The Implied Term of Reasonable Notice

Recently, the District Court of NSW added to the several cases dealing with the much-discussed topic of reasonable notice and whether it is displaced by s 117 of the Fair Work Act 2009 (Cth) (FW Act). The case provides some certainty that the common law term of reasonable notice, implied by law, is not displaced by the statutory minimum notice period under section 117 of the FW Act.

The Case – Daigle v SCT Operations [2022]

The plaintiff, Luc Daigle, claimed that the defendant, SCT Operations Pty Limited, did not give 24 months’ notice of termination. The plaintiff claimed 99 weeks’ pay in lieu of notice (104 weeks less the 5 weeks paid).

If there is no express term regarding notice of termination in an employment contract, a period of reasonable notice may be implied. However, the defendant maintained that the plaintiff was paid the whole of his entitlement to payment in lieu of notice, that being 5 weeks as calculated according to s 117 of the Fair Work Act 2009 (Cth) (the Act). The minimum period of notice of termination under section 117 of the FW Act is a scale based on the employee’s length of service, with a maximum of five weeks’ notice available for employees over 45 years old and who have more than five years’ service. Here, the defendant advanced an argument that where the notice period is not expressly provided, the notice period within the NES ought to be the implied term of reasonable notice. This argument was not accepted by the Court.

The plaintiff’s claim for loss and damage was made up of the alleged failure to pay the quarterly instalment of the Performance Bonus in sum of $94,452, and the amount of $263,238.53 made up of superannuation and pay in lieu of notice entitlements, totalling $357,690.53. The defendant denied the whole of the plaintiff’s claim of entitlements.

The Outcome

The Court held that the minimum rights to notice periods within section 117 of the FW Act do not preclude the general rule at common law that if the contract of employment makes no express provision of notice, the law will imply a term of reasonable notice. The Court further held that section 117 of the FW Act does not grant a right for employers to rely on the minimum notice periods in the instance they fail to expressly specify the relevant notice in an employee’s contract of employment. As such, this provision of the FW Act is intended to protect employees, rather than provide employers with a ‘fail safe’ should their contracts not set out express notice periods.

The Court held that a term of reasonable notice, in the circumstances, was 8 months pay minus notice paid and money earnt during that period.

The Court also upheld a claim as to the bonus. It was held that the defendant’s unilateral alteration of the bonus clause to amount to a breach of contract. The reasons for this were that the plaintiff had already ‘earnt’ the bonus under the existing provisions, and by the defendant attempting to introduce a new term, the defendant attempted to withhold the bonus owing to the plaintiff.

The plaintiff is entitled to damages as follows:

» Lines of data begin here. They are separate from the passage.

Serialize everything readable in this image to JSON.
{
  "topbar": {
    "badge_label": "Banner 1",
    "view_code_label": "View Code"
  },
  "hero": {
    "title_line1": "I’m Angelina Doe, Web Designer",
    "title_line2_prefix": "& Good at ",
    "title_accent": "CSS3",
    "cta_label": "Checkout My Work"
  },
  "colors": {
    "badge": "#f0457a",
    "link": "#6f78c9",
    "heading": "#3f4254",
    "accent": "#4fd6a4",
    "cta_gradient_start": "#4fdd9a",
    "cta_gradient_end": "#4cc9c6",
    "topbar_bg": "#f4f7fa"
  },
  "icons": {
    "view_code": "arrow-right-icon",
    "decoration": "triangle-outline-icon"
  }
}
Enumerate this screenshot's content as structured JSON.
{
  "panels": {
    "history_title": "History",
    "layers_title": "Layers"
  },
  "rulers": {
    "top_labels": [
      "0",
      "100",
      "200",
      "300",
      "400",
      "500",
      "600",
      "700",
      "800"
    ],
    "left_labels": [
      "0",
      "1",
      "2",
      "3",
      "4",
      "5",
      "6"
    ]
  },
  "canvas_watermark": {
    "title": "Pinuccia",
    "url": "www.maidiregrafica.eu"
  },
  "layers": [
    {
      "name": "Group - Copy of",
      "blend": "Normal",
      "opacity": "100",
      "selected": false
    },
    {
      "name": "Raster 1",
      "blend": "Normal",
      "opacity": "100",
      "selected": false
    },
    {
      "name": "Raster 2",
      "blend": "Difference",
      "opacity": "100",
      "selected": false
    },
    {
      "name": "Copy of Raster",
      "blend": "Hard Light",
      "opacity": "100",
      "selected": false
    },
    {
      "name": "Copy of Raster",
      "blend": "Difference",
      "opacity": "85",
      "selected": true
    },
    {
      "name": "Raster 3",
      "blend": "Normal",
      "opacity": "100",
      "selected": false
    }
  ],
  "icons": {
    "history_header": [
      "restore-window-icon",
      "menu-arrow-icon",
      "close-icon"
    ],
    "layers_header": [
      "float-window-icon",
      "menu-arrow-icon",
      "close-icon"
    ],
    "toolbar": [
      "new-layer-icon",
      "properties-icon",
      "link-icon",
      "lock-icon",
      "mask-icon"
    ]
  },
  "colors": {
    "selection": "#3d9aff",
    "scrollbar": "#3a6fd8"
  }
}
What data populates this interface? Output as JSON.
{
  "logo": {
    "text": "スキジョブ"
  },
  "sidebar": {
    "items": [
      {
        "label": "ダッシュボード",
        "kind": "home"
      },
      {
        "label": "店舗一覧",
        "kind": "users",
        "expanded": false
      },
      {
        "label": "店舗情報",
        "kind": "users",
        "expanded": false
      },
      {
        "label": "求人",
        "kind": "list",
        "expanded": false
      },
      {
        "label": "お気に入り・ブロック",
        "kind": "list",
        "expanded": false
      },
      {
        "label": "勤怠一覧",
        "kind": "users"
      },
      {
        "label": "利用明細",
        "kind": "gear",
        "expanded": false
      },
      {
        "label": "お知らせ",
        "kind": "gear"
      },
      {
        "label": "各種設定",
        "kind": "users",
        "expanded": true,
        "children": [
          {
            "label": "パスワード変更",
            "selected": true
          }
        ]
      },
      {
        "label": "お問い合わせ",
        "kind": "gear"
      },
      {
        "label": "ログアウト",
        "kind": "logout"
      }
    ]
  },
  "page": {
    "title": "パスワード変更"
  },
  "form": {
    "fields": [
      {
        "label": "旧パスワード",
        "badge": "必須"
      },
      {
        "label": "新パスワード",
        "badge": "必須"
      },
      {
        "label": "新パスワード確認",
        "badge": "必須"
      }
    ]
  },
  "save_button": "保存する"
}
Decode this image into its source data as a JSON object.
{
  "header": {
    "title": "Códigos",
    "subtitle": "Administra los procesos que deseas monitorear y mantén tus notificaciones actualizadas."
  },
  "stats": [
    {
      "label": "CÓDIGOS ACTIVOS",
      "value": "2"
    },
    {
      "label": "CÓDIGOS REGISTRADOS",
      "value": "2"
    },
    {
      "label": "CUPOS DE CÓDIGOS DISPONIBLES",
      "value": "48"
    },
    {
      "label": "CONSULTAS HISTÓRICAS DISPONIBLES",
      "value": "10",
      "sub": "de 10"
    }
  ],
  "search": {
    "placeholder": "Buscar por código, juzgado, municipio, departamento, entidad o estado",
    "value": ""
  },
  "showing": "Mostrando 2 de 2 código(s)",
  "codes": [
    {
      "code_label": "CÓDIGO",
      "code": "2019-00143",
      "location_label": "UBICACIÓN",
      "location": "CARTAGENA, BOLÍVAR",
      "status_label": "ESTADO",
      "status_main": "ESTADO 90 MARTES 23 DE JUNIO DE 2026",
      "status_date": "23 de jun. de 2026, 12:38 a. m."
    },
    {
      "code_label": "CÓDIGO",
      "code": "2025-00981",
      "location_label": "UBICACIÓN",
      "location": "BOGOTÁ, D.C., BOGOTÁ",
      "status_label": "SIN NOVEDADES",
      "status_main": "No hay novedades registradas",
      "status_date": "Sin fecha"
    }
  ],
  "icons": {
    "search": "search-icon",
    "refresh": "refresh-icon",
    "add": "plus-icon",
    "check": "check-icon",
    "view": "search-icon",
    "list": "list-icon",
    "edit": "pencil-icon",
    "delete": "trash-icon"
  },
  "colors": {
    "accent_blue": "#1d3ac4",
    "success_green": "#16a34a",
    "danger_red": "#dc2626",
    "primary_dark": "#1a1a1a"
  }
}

  1. Bonus payment in the sum of $94,452.00
  2. Payment in lieu of notice in the sum of $63,782.50
  3. Excess above car allowance deduction in the sum of $31,408.00
  4. Balance: $126,826.50


The legal position on the interaction between the implied term of reasonable notice and section 117 of the FW Act remains to be determined by an appellate court. However, this decision provides clear guidance on the relevant principles and considerations and is an important addition to the authorities on the complex issues of reasonable notice and bonus.

This case also serves as a timely reminder to employers of the legal risks presented to businesses when employment contracts are incomplete and the importance of ensuring employment contracts contain express terms relevant to the individual employee. Employers who use ‘template’ or ‘boilerplate’ contracts run the risk of uncertainty and legal liability with respect to the same.

If you have any questions about drafting comprehensive employment contracts or matters involving an implied term of reasonable notice, please do not hesitate to contact Nick Stevens, Peter Hindeleh, Daphne Klianis or Josh Hoggett.

Share Button